■ **What this task involves**
Using the records that follow, copy every line containing the word "odpadki".

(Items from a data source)
# # # # # # #
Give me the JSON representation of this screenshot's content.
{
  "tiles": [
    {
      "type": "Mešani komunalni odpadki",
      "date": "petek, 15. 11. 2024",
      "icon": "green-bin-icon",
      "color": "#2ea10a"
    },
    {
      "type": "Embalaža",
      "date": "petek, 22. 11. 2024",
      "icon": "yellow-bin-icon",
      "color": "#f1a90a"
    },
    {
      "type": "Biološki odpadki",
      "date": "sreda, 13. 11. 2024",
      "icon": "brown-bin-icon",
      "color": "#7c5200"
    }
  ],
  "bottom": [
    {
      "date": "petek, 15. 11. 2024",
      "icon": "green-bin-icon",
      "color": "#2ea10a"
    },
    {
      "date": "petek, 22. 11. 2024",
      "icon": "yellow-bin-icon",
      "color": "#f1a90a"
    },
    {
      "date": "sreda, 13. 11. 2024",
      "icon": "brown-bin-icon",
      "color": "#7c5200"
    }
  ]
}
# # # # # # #
■ **Result of this task**
      "type": "Mešani komunalni odpadki",
      "type": "Biološki odpadki",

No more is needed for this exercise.